The 10 commandments - Each space should have at least one antique piece
'We love truly beautiful items, antique pieces that stood the test of time, having a history of their own.

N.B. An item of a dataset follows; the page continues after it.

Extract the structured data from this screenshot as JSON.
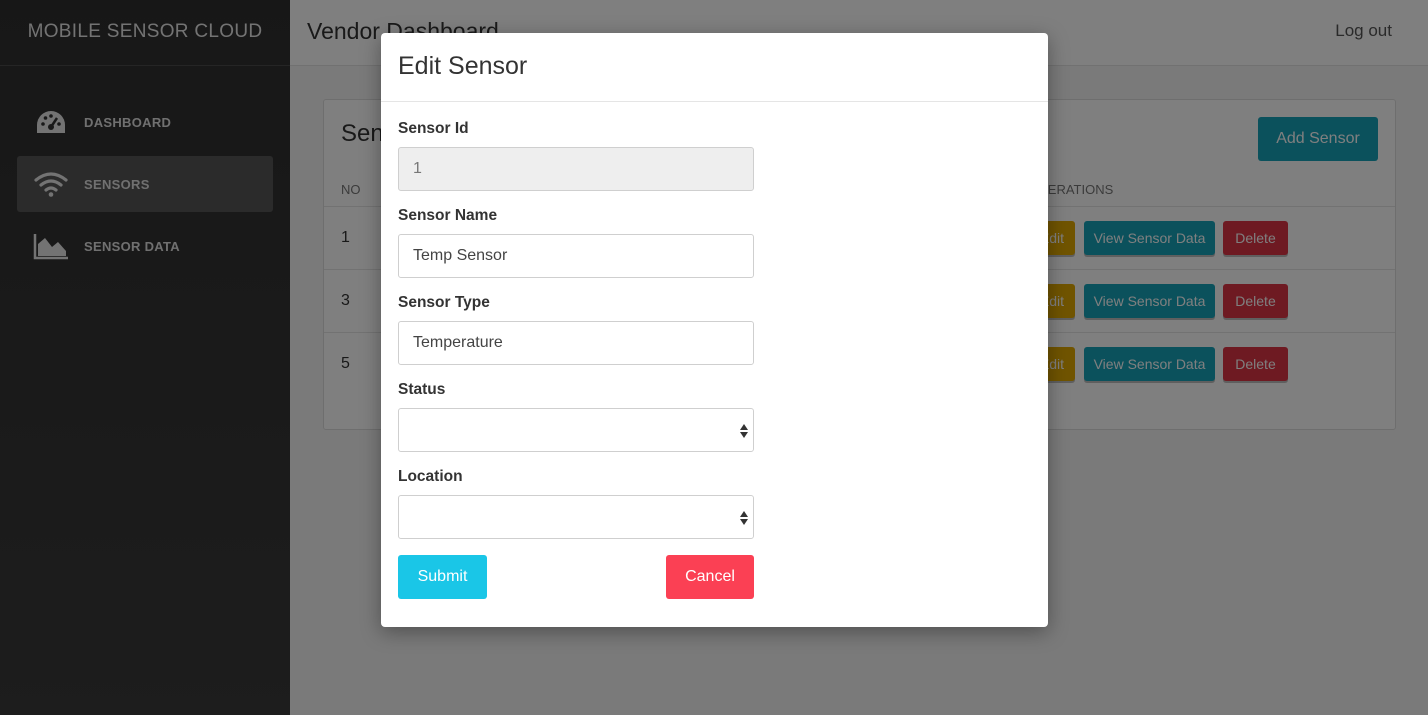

Offering the great opportunity to leave your personal touch, the unique and original past of these pieces add character to your interior.’
This was the first commandment we came about when assembling this list together, no surprise because the both of us, even before we’ve met each other have been in love with antiques for as long as we can remember.
For Martin, his passion started when he was just a little boy, he loved going through old stuff that was supposed to end up at a thrift store.
He picked out the things he liked to take home, and has been collecting antique pieces ever since.
That’s how Martin has gained a lot of knowledge about the Antique markets, at which he has also gained some great connections who can help him search for the best pieces to add to the Marie Martin collection.
Marie was also thrown into the world of antiques at a young age, but instead of going out by herself, she had a mentor to teach her about what to buy and what not to buy.
That mentor was her dad (who also founded the mother company of Marie Martin), he took her to antique markets all the way from the Netherlands up to Paris.
As a company, Marie Martin is also very happy to have antique pieces in the collection for the recycle/refurbish aspect, by giving a new life to used/older products we can help reducing the massive production of cheap low quality (rubbish) furniture.
Another great aspect about antique pieces is that you can buy stuff that isn’t made in that way anymore, and probably won’t ever be made in that way.
Now that we start using more efficient tools and techniques to create furniture, ancient techniques like wood carving are slowly dying out or are getting crazy expensive because they are only done by specialists.
And as a final plus, antique pieces are always unique, even though they might have been produced in similar ways.
Throughout the time every piece of furniture gets treated different, making them al slowly look apart from each other and so, unique.